Saved entries
=== Begin Enclosure ===

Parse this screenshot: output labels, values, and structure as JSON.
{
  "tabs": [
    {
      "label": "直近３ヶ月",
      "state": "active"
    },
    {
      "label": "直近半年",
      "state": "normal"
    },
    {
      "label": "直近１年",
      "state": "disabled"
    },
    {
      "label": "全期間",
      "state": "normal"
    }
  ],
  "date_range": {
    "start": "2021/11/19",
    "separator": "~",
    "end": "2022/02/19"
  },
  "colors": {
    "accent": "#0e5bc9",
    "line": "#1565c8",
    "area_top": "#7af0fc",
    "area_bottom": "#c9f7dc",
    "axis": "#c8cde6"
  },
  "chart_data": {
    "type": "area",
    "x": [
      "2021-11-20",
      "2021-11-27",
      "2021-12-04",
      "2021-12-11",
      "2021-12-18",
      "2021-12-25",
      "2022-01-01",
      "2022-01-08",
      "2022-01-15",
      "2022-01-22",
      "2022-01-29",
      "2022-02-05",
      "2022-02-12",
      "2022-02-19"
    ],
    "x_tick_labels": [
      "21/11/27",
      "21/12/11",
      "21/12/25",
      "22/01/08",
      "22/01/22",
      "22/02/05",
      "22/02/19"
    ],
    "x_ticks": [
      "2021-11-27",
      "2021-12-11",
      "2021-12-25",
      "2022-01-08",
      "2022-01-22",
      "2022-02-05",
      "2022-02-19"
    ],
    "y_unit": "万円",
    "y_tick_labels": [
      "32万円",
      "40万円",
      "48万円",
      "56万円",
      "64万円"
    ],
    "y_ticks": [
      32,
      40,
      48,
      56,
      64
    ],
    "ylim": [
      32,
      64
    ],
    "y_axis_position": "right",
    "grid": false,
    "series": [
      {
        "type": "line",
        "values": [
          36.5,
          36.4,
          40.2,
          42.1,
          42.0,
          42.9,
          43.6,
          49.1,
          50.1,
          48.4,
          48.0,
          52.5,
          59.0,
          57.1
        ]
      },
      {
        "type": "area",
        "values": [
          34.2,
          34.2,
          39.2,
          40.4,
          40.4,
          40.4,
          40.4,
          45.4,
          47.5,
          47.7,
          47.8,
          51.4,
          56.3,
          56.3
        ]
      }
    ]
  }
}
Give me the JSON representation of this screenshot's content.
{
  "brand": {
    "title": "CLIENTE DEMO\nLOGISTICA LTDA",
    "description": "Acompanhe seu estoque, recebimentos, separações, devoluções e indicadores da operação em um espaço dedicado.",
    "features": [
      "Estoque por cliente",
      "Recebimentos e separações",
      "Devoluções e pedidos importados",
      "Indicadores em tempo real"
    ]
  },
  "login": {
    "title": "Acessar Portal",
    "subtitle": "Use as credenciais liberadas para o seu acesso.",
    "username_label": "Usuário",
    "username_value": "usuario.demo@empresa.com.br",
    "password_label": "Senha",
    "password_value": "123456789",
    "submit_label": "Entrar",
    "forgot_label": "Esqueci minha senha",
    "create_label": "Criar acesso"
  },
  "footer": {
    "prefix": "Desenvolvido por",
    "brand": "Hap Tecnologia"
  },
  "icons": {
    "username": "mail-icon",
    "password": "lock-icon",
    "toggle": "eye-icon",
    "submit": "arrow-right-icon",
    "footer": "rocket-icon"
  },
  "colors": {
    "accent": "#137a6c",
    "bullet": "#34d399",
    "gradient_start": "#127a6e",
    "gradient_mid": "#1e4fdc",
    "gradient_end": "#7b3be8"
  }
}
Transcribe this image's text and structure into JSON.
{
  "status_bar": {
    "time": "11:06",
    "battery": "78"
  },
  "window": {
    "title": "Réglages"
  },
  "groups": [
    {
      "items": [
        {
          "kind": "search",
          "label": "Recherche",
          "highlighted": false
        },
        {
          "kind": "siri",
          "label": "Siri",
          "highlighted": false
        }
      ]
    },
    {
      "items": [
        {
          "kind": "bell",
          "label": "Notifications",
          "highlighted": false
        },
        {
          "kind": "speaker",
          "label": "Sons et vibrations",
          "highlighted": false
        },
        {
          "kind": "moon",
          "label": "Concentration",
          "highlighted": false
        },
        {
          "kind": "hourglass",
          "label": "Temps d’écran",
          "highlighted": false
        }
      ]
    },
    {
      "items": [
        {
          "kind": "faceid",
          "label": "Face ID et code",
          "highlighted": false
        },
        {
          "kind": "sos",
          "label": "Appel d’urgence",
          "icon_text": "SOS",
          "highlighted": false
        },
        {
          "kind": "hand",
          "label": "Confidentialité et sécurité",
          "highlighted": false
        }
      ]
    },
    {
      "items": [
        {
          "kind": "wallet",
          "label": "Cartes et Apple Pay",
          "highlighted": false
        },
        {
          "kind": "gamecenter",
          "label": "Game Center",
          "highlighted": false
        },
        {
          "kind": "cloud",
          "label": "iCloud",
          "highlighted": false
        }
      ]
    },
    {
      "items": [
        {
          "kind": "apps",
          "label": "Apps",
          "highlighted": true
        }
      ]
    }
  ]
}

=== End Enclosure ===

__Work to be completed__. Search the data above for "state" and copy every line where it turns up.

__Response box__.
      "state": "active"
      "state": "normal"
      "state": "disabled"
      "state": "normal"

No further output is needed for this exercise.